Retail vs e-Commerce
Retail is a sector that I've taken notice to over the past few weeks, particularly due to the fact that it's become fairly reasonable from a value perspective.
Companies that have grown earnings per share and dividends per share at 10, 12, 15, or even 20% per year over a handful of years are trading at PE ratios in the mid-teens. Many of these companies have actually been growing EPS per share in the double digit range for a few decades now. ROA is commonly high, ROE is commonly high, and buybacks are a plenty.
Assuming that these companies can successfully navigate the next 5-10 years - and continue to grow EPS at or near historical rates - investors might be looking at a basket of companies that could potentially provide a rate of return in the 10-15% range over the foreseeable future. These aren't necessarily homerun types of returns, but enough to warrant a decent position in the sector.
But - can these companies maintain these earnings trends in the face of growing e-commerce? Best Buy and Circuit City were retail companies that appeared to be doing just fine, until they (very quickly) got rocked by the rise in e-commerce. People are now blaming e-commerce on the decline of Sears, JC Penny, and the office supply stores. I think e-commerce generally takes down the weaker players first – who’s next?
There are a few companies that likely don't need to concern themselves with online sales, at least for now. Big Lots, Family Dollar, and discount clothing stores like Cato, Ross, or Nordstrom Rack come to mind. For the most part, I'm guessing these companies are competing with unemployment, bad weather, and each other.
I think CVS, Rite Aid, and Walgreen also aren’t next on the e-commerce hit list. Walgreen actually made the Top 50 e-commerce list, at #49, so these companies are apparently somewhat concerned with e-commerce competition. I’m just not sure how much…
But as for the companies that definitely have to compete with e-commerce (large retail, dept stores, etc.), I think that the first step is to actually participate in e-commerce. (Novel thought, I know.)
But, I don't think it's just enough for a retail company to have an e-commerce platform. Best Buy, after all, ranked #13 on a list of top e-commerce companies in 2012. They finished with $2.6B in domestic e-commerce sales. If you look at Best Buy's top-line, it's remained quite stable.
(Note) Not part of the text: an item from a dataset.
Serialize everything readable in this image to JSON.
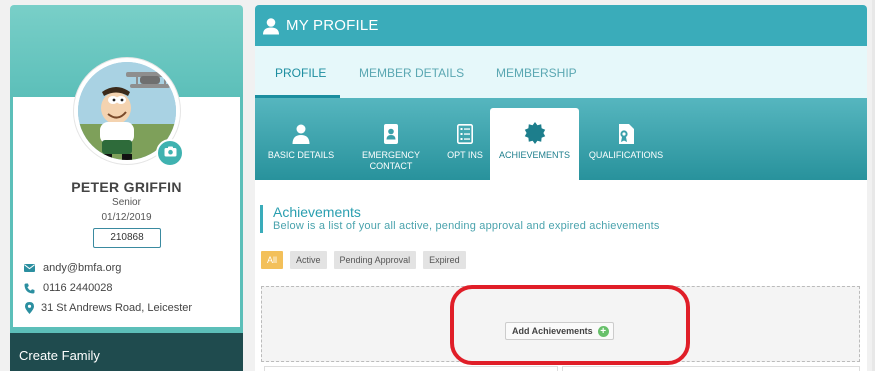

It's the pinch on margins that's been the thorn in their side. The same goes for Staples, who ranked #14 on the e-commerce rankings list with $2.5B in e-commerce sales. For the most part, they've maintained stable revenues (though last quarter was a bit rough), but margin pressure has been their biggest problem.
Other companies that are doing “well” with e-commerce sales are Macy's, The Gap, Nordstrom, Wal-Mart, Target, Costco, Williams and Sonoma, L-Brands, and a few others well-known retail names. Most of these companies haven't experienced the drastic reductions in margins that Best Buy has seen...yet. But as we found out with Circuit City, Best Buy, Office Depot, et al, it can happen pretty quickly.
I'm not sure of the fate of these retail companies or what they should do to get into a position where they can fully embrace e-commerce. But thus far, many of them (save a few) seem to be doing just fine. With the retail sector trading at a decent discount, lately, I'd like to offer up the Buffett quote: "be greedy when others are fearful." But simultaneously, another famous quote of his comes to mind: "If you've been playing poker for half an hour and you still don't know who the patsy is, you're the patsy."